It was the most unlikely mascot. It spent its life in trees, looking pudgy, brown-eyed and curious. If you knew how to call it, it would answer you. But few people bothered, because the northern spotted owl preferred a life of seclusion among the mossy giants of the Northwest’s ancient forests.
Until the late 1980s, most Americans didn’t know it existed and didn’t think much about the woods in which it lived. That was before environmentalists used the birds' preference for old trees as a rallying cry to protect the bird under the Endangered Species Act, thus preventing chainsaws from leveling its forest habitat. It was a tactical move that used the power of the TV news media to introduce the public to the beauty of these majestic trees, the size of which most of the world had never seen. But the move also triggered an intense conflict that reshaped the social, environmental and economic fabric of the Northwest for a generation. The spotted owl became the face of what became known as the timber wars — a conflict with consequences that are still being borne out today.

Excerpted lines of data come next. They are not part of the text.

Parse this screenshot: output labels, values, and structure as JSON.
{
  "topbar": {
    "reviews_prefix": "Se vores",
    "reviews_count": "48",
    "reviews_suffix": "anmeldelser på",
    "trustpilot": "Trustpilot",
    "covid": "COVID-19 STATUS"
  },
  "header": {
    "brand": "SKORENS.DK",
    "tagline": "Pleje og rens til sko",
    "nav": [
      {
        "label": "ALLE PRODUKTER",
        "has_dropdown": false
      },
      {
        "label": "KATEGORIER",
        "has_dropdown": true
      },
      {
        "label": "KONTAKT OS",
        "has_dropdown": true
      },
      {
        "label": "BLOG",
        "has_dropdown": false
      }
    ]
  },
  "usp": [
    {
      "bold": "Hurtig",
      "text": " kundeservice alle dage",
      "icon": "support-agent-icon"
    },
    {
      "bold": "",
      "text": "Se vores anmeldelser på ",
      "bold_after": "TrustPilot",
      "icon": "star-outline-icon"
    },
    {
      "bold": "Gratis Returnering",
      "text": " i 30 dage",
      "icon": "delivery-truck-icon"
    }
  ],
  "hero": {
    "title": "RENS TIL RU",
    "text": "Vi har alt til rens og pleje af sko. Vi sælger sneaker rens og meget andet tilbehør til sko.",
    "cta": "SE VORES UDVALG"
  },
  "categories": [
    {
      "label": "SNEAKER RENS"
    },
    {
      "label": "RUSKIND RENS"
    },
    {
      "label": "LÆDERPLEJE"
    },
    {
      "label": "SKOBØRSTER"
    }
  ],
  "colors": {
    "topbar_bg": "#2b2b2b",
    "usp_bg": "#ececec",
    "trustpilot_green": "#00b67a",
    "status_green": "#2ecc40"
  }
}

What happened to the spotted owl in the decades after its image appeared on the cover of Time magazine and countless TV news programs of the 1990s? Did logging do it in? Logging didn’t make life for the owls any easier, but while everyone was arguing over how much, if any, old-growth should be saved from the sawmill, the barred owl, a native to the eastern U.S., was quietly making its way west. The barred owl is a bully, and the docile spotted owl was no match for the barred owls' aggressive nature and penchant for hijacking spotted owl nests. Scientists could only watch throughout the last several decades as barred owls moved into the forests of Oregon and Washington in ever-increasing numbers. Government biologists have tried shooting them to slow the invasion, but in areas where barred owls moved in, scientists now struggle to find spotted owls. In recent years, scientists from Oregon State University have had to resort to deploying technological eyes and ears in the woods to locate remaining spotted owls. They fear this technology may only capture the last hoots of a once iconic species.

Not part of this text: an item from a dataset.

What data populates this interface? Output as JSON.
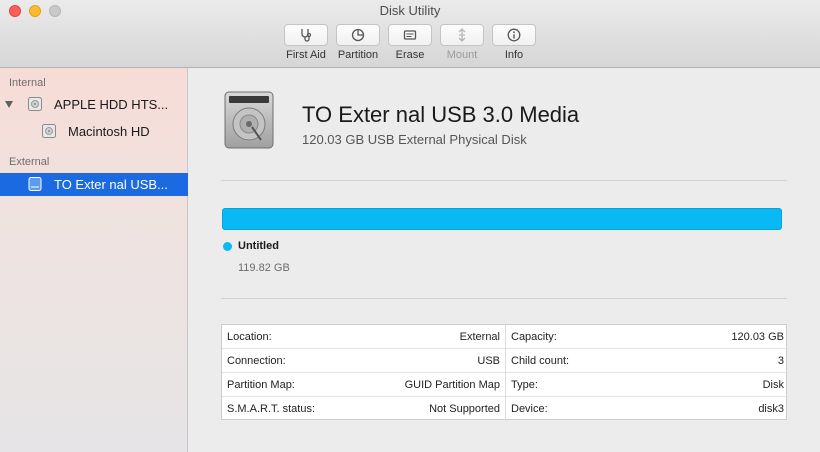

Many of the towering giants of the Northwest at the center of the timber wars were old enough to be hundreds of years old at the time of the American Revolution. As lumber, these mega-trees were worth a pretty penny. Cutting them down and running them through the mill paid handsomely, and when environmentalists sought to protect the trees, they were mounting a direct assault on a way of life in communities where timber was king. The economic and human toll was devastating. Many towns have never recovered from the loss of timber jobs. In the decades since, some timber communities like Philomath started plotting a new way forward. But the cultural importance of timber remains. The annual Philomath Frolic & Rodeo is the centerpiece of Philomath’s efforts to maintain its timber roots and celebrate community pride.
Did the timber wars ever really end? In many ways, no. The polarized debates over climate change and other so-called “culture wars” have roots in the angry, “us or them” protests that defined the timber wars. But even in the heat of battle, some Oregonians found a path to compromise. In John Day, an unlikely coalition of environmentalists and timber workers formed the Blue Mountains Forest Partners. The result is a cooperative agreement that allows a local mill to stay open through the sustainable harvest of timber from the surrounding mountains while preserving habitat for another bird, the woodpecker.

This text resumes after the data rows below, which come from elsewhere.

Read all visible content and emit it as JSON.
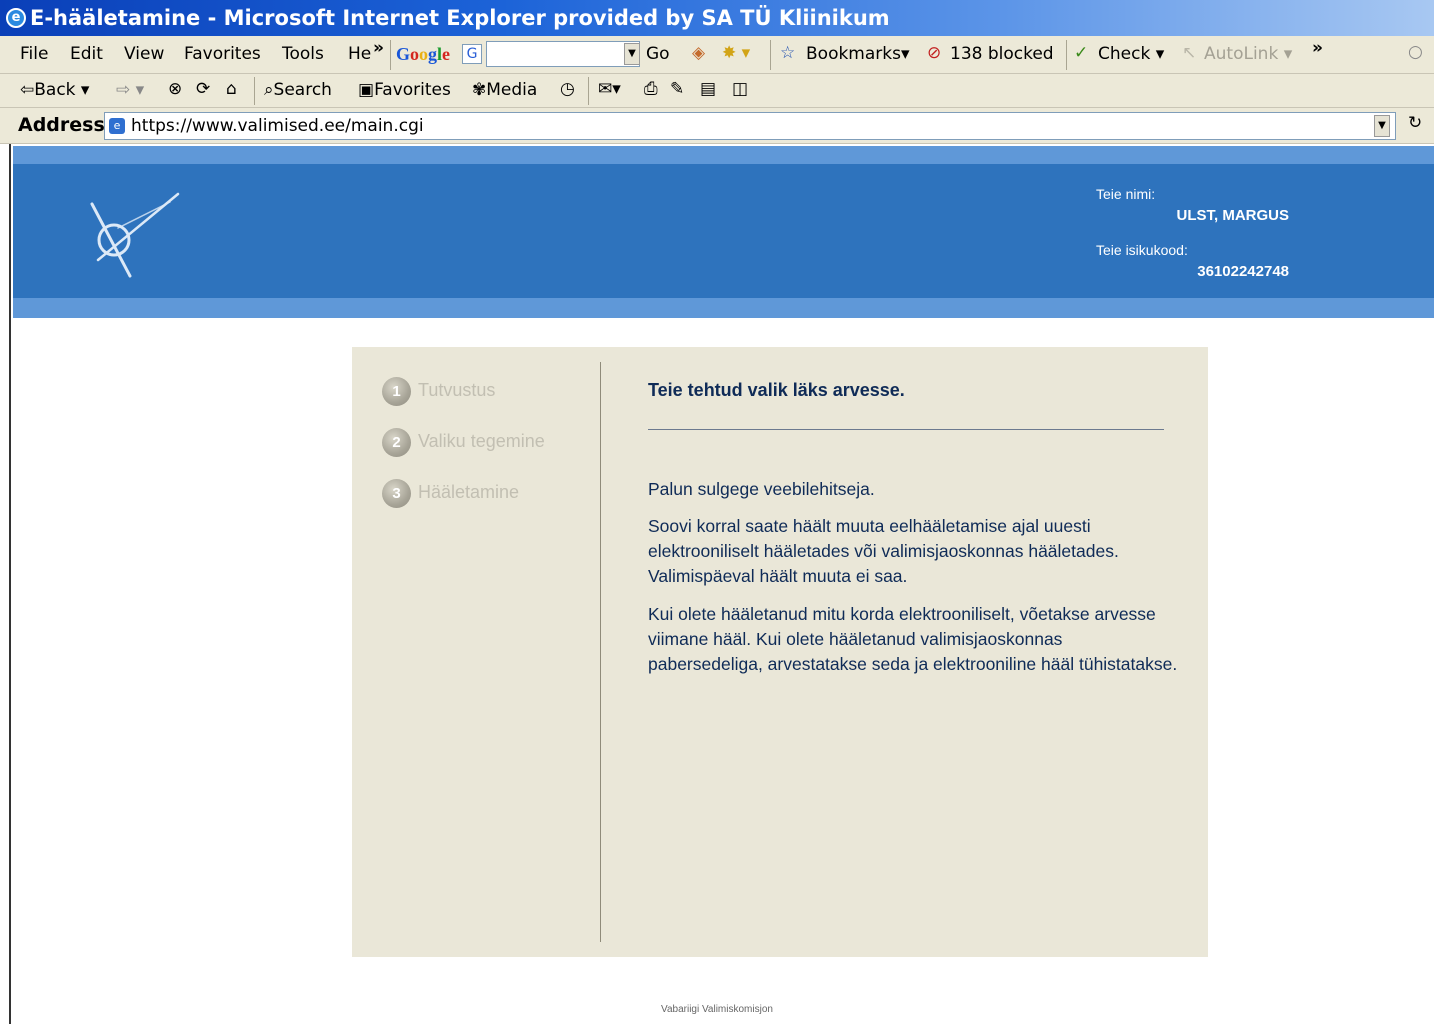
{
  "window": {
    "title": "E-hääletamine - Microsoft Internet Explorer provided by SA TÜ Kliinikum"
  },
  "menubar": {
    "items": [
      "File",
      "Edit",
      "View",
      "Favorites",
      "Tools",
      "He"
    ],
    "more": "»",
    "google_letters": [
      "G",
      "o",
      "o",
      "g",
      "l",
      "e"
    ],
    "g_button": "G",
    "go_label": "Go",
    "bookmarks_label": "Bookmarks",
    "blocked_label": "138 blocked",
    "check_label": "Check",
    "autolink_label": "AutoLink",
    "more2": "»"
  },
  "navbar": {
    "back_label": "Back",
    "search_label": "Search",
    "favorites_label": "Favorites",
    "media_label": "Media"
  },
  "addressbar": {
    "label": "Address",
    "url": "https://www.valimised.ee/main.cgi"
  },
  "header": {
    "name_label": "Teie nimi:",
    "name_value": "ULST, MARGUS",
    "id_label": "Teie isikukood:",
    "id_value": "36102242748"
  },
  "steps": [
    {
      "num": "1",
      "label": "Tutvustus"
    },
    {
      "num": "2",
      "label": "Valiku tegemine"
    },
    {
      "num": "3",
      "label": "Hääletamine"
    }
  ],
  "content": {
    "heading": "Teie tehtud valik läks arvesse.",
    "p1": "Palun sulgege veebilehitseja.",
    "p2": "Soovi korral saate häält muuta eelhääletamise ajal uuesti elektrooniliselt hääletades või valimisjaoskonnas hääletades. Valimispäeval häält muuta ei saa.",
    "p3": "Kui olete hääletanud mitu korda elektrooniliselt, võetakse arvesse viimane hääl. Kui olete hääletanud valimisjaoskonnas pabersedeliga, arvestatakse seda ja elektrooniline hääl tühistatakse."
  },
  "footer": {
    "text": "Vabariigi Valimiskomisjon"
  },
  "colors": {
    "header_blue": "#2e73bd",
    "header_light": "#5f98d8",
    "panel_bg": "#eae7d8",
    "text_dark": "#0f2b57"
  }
}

For additional reporting, podcasts and videos that capture the many lessons and stories that have defined the last 30 years of this epic environmental battle, visit opb.org/timberwars.